Well, quite frankly, as unsure as I was initially, I quite relish my ‘virgin’ Onsen experience. As with any other travels we’ve done in the past, it has left a mark on me.
Beyond the novelty of the experience, I’ve learnt to stop, let go and reconnect. Sitting there at the Onsen looking out at the endless rows of Hakone flora and looking out into the wild, I’m alone with myself, my thoughts, my feelings…Everything is bare for me to confront, contemplate and reconcile. No SMS, no FB updates, not even the distractions of family…just me. Being there in the buff seems to impart the significance that our outward appearances, possessions, pursuits have no baring on us as humans. When we see each other, we should see each other as who we are. I should value myself as who I am, not what the world thinks of me. That is something I will miss about the Hakone Onsen experience.
Interestingly, during one of the night baths there, I did meet some fellow travellers and witness a business negotiation being conducted between some Chinese and Hong Kong businessmen. There was also some rather serious discussions among a group of Japanese men which I didn’t understand. For Angie and Dana, it was also their first Onsen experience but I was all too glad to see them enjoying it. Both Mother-and-Daughter even gamely went to the Onsen 3 times during our short 2 nights stay at this Ryokan.
View of our Ryokan on a cloudy day but…
…when evening comes and the clouds parted, behold it’s Mt. Fuji!
A family that ‘Onsen’ together, stays together.
For my family and particularly for our daughter Dana, whom we’ve always travelled with, we hope that this unique experience will imbue in her a love for life itself and an appreciation of different cultures. Most of all, seeing her parents themselves overcoming our own inhibitions to embrace the unique customs of another people will hopefully teach her the importance of cultural sensitivity and mutual respect for this globalized world we are living in.

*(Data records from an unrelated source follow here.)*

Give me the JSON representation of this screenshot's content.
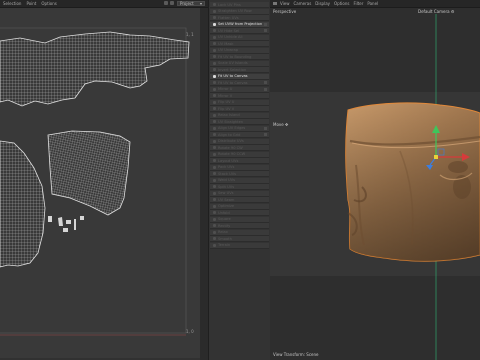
{
  "uv_editor": {
    "menu": [
      "Selection",
      "Point",
      "Options"
    ],
    "dropdown_value": "Project",
    "coords": {
      "top_right": "1, 1",
      "bottom_right": "1, 0"
    }
  },
  "tool_panel": {
    "items": [
      {
        "label": "Lock UV Pins",
        "state": "plain"
      },
      {
        "label": "Straighten UV Row",
        "state": "plain"
      },
      {
        "label": "Flatten UVs",
        "state": "plain"
      },
      {
        "label": "Set UVW from Projection",
        "state": "active"
      },
      {
        "label": "UV Hide Sel",
        "state": "plain"
      },
      {
        "label": "UV Unhide All",
        "state": "plain"
      },
      {
        "label": "UV Mask",
        "state": "plain"
      },
      {
        "label": "UV Unwrap",
        "state": "plain"
      },
      {
        "label": "Fit UV to Bounding",
        "state": "plain"
      },
      {
        "label": "Scale UV Islands",
        "state": "plain"
      },
      {
        "label": "Invert Selection",
        "state": "plain"
      },
      {
        "label": "Fit UV to Canvas",
        "state": "active"
      },
      {
        "label": "Fit UV to Canvas",
        "state": "plain"
      },
      {
        "label": "Mirror U",
        "state": "plain"
      },
      {
        "label": "Mirror V",
        "state": "plain"
      },
      {
        "label": "Flip UV U",
        "state": "plain"
      },
      {
        "label": "Flip UV V",
        "state": "plain"
      },
      {
        "label": "Relax Island",
        "state": "plain"
      },
      {
        "label": "UV Straighten",
        "state": "plain"
      },
      {
        "label": "Align UV Edges",
        "state": "plain"
      },
      {
        "label": "Align to Grid",
        "state": "plain"
      },
      {
        "label": "Distribute UVs",
        "state": "plain"
      },
      {
        "label": "Rotate 90 CW",
        "state": "plain"
      },
      {
        "label": "Rotate 90 CCW",
        "state": "plain"
      },
      {
        "label": "Layout UVs",
        "state": "plain"
      },
      {
        "label": "Pack UVs",
        "state": "plain"
      },
      {
        "label": "Stack UVs",
        "state": "plain"
      },
      {
        "label": "Weld UVs",
        "state": "plain"
      },
      {
        "label": "Split UVs",
        "state": "plain"
      },
      {
        "label": "Sew UVs",
        "state": "plain"
      },
      {
        "label": "UV Seam",
        "state": "plain"
      },
      {
        "label": "Optimize",
        "state": "plain"
      },
      {
        "label": "Unfold",
        "state": "plain"
      },
      {
        "label": "Square",
        "state": "plain"
      },
      {
        "label": "Rectify",
        "state": "plain"
      },
      {
        "label": "Relax",
        "state": "plain"
      },
      {
        "label": "Smooth",
        "state": "plain"
      },
      {
        "label": "Terrain",
        "state": "plain"
      }
    ]
  },
  "viewport": {
    "menu": [
      "View",
      "Cameras",
      "Display",
      "Options",
      "Filter",
      "Panel"
    ],
    "perspective_label": "Perspective",
    "camera_label": "Default Camera",
    "tool_label": "Move",
    "bottom_label": "View Transform: Scene"
  },
  "colors": {
    "uv_lines": "#d6d6d6",
    "model": "#a87c52",
    "model_outline": "#e0892e",
    "axis_x": "#d63b3b",
    "axis_y": "#3fc65b",
    "axis_z": "#3b7ee0"
  }
}
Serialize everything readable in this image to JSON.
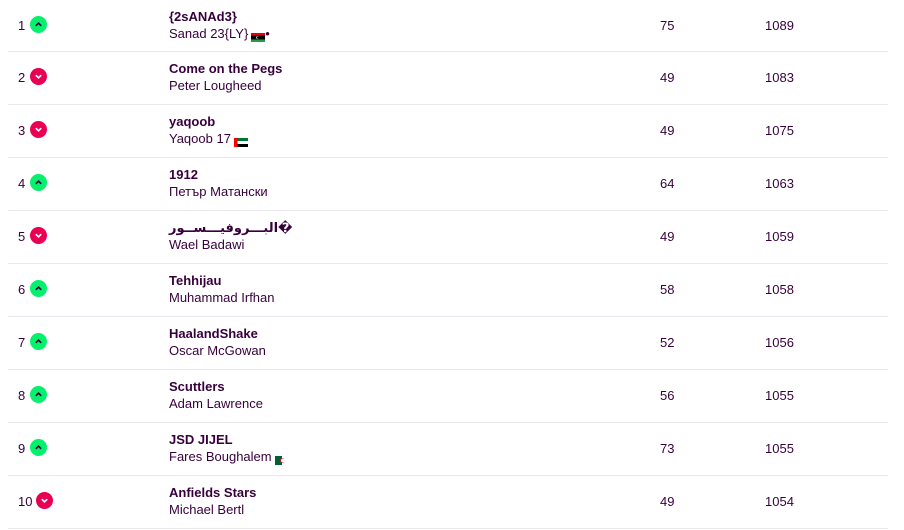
{
  "standings": [
    {
      "rank": "1",
      "movement": "up",
      "team": "{2sANAd3}",
      "manager": "Sanad 23{LY}",
      "flag": "ly",
      "suffix": "•",
      "gw": "75",
      "total": "1089"
    },
    {
      "rank": "2",
      "movement": "down",
      "team": "Come on the Pegs",
      "manager": "Peter Lougheed",
      "flag": "",
      "suffix": "",
      "gw": "49",
      "total": "1083"
    },
    {
      "rank": "3",
      "movement": "down",
      "team": "yaqoob",
      "manager": "Yaqoob 17",
      "flag": "ae",
      "suffix": "",
      "gw": "49",
      "total": "1075"
    },
    {
      "rank": "4",
      "movement": "up",
      "team": "1912",
      "manager": "Петър Матански",
      "flag": "",
      "suffix": "",
      "gw": "64",
      "total": "1063"
    },
    {
      "rank": "5",
      "movement": "down",
      "team": "البـــروفيـــســور�",
      "manager": "Wael Badawi",
      "flag": "",
      "suffix": "",
      "gw": "49",
      "total": "1059"
    },
    {
      "rank": "6",
      "movement": "up",
      "team": "Tehhijau",
      "manager": "Muhammad Irfhan",
      "flag": "",
      "suffix": "",
      "gw": "58",
      "total": "1058"
    },
    {
      "rank": "7",
      "movement": "up",
      "team": "HaalandShake",
      "manager": "Oscar McGowan",
      "flag": "",
      "suffix": "",
      "gw": "52",
      "total": "1056"
    },
    {
      "rank": "8",
      "movement": "up",
      "team": "Scuttlers",
      "manager": "Adam Lawrence",
      "flag": "",
      "suffix": "",
      "gw": "56",
      "total": "1055"
    },
    {
      "rank": "9",
      "movement": "up",
      "team": "JSD JIJEL",
      "manager": "Fares Boughalem",
      "flag": "dz",
      "suffix": "",
      "gw": "73",
      "total": "1055"
    },
    {
      "rank": "10",
      "movement": "down",
      "team": "Anfields Stars",
      "manager": "Michael Bertl",
      "flag": "",
      "suffix": "",
      "gw": "49",
      "total": "1054"
    }
  ],
  "colors": {
    "up": "#05f06c",
    "down": "#e90052",
    "text": "#37003c"
  }
}
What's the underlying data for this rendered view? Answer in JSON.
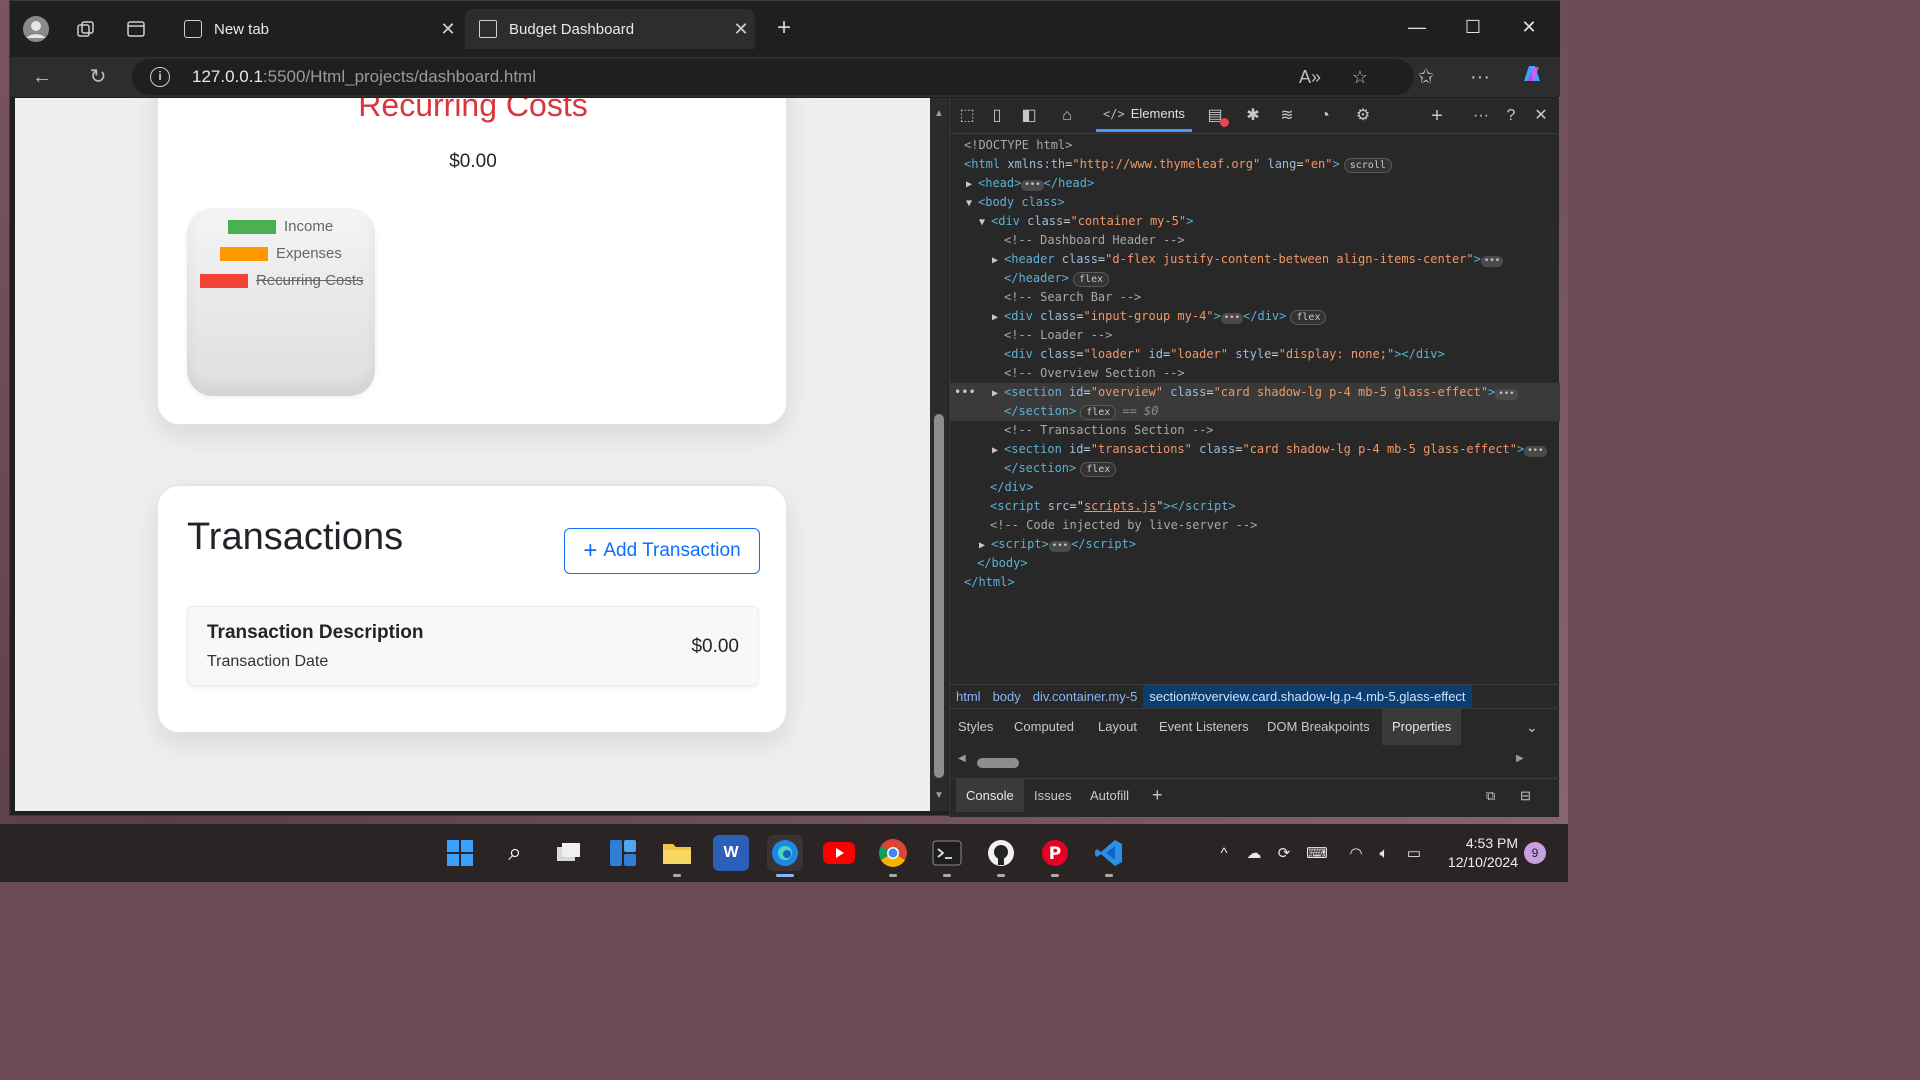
{
  "browser": {
    "tabs": [
      {
        "label": "New tab",
        "active": false
      },
      {
        "label": "Budget Dashboard",
        "active": true
      }
    ],
    "url_host": "127.0.0.1",
    "url_path": ":5500/Html_projects/dashboard.html"
  },
  "page": {
    "overview": {
      "recurring_title": "Recurring Costs",
      "recurring_value": "$0.00",
      "legend": [
        {
          "label": "Income",
          "color": "#4caf50",
          "struck": false
        },
        {
          "label": "Expenses",
          "color": "#ff9800",
          "struck": false
        },
        {
          "label": "Recurring Costs",
          "color": "#f44336",
          "struck": true
        }
      ]
    },
    "transactions": {
      "heading": "Transactions",
      "add_button": "Add Transaction",
      "items": [
        {
          "description": "Transaction Description",
          "date": "Transaction Date",
          "amount": "$0.00"
        }
      ]
    }
  },
  "devtools": {
    "active_tab": "Elements",
    "dom": {
      "doctype": "<!DOCTYPE html>",
      "html_open_attrs": [
        "xmlns:th",
        "\"http://www.thymeleaf.org\"",
        "lang",
        "\"en\""
      ],
      "scroll_pill": "scroll",
      "head": "head",
      "body_open": "body class",
      "div_container": "\"container my-5\"",
      "c_header": "<!-- Dashboard Header -->",
      "header_class": "\"d-flex justify-content-between align-items-center\"",
      "flex_pill": "flex",
      "c_search": "<!-- Search Bar -->",
      "search_class": "\"input-group my-4\"",
      "c_loader": "<!-- Loader -->",
      "loader_class": "\"loader\"",
      "loader_id": "\"loader\"",
      "loader_style": "\"display: none;\"",
      "c_overview": "<!-- Overview Section -->",
      "overview_id": "\"overview\"",
      "section_class": "\"card shadow-lg p-4 mb-5 glass-effect\"",
      "eq0": "== $0",
      "c_transactions": "<!-- Transactions Section -->",
      "transactions_id": "\"transactions\"",
      "script_src": "scripts.js",
      "c_injected": "<!-- Code injected by live-server -->"
    },
    "breadcrumbs": [
      "html",
      "body",
      "div.container.my-5",
      "section#overview.card.shadow-lg.p-4.mb-5.glass-effect"
    ],
    "subtabs": [
      "Styles",
      "Computed",
      "Layout",
      "Event Listeners",
      "DOM Breakpoints",
      "Properties"
    ],
    "active_subtab": "Properties",
    "drawer_tabs": [
      "Console",
      "Issues",
      "Autofill"
    ],
    "active_drawer_tab": "Console"
  },
  "taskbar": {
    "time": "4:53 PM",
    "date": "12/10/2024",
    "notifications": "9"
  }
}
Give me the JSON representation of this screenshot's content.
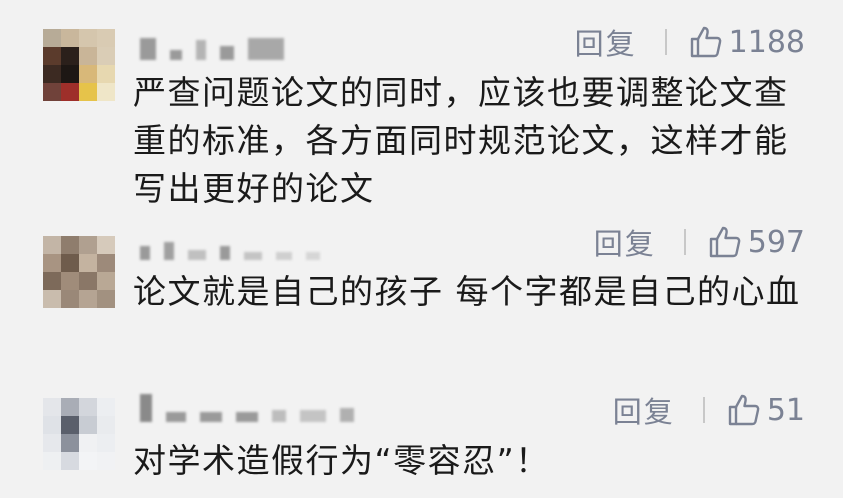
{
  "comments": [
    {
      "reply_label": "回复",
      "like_icon": "thumbs-up-icon",
      "like_count": "1188",
      "text": "严查问题论文的同时，应该也要调整论文查重的标准，各方面同时规范论文，这样才能写出更好的论文"
    },
    {
      "reply_label": "回复",
      "like_icon": "thumbs-up-icon",
      "like_count": "597",
      "text": "论文就是自己的孩子 每个字都是自己的心血"
    },
    {
      "reply_label": "回复",
      "like_icon": "thumbs-up-icon",
      "like_count": "51",
      "text": "对学术造假行为“零容忍”！"
    }
  ],
  "colors": {
    "background": "#f2f2f2",
    "action_text": "#7b8294",
    "comment_text": "#1a1a1a"
  }
}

Stay tuned as we share more about beautiful Hakone in our next post.
Our DIY Japan Trip 2015 (Summer):
Also visit the ‘Owl Fly Away’ blog to read about the Hakone Open-Air Museum!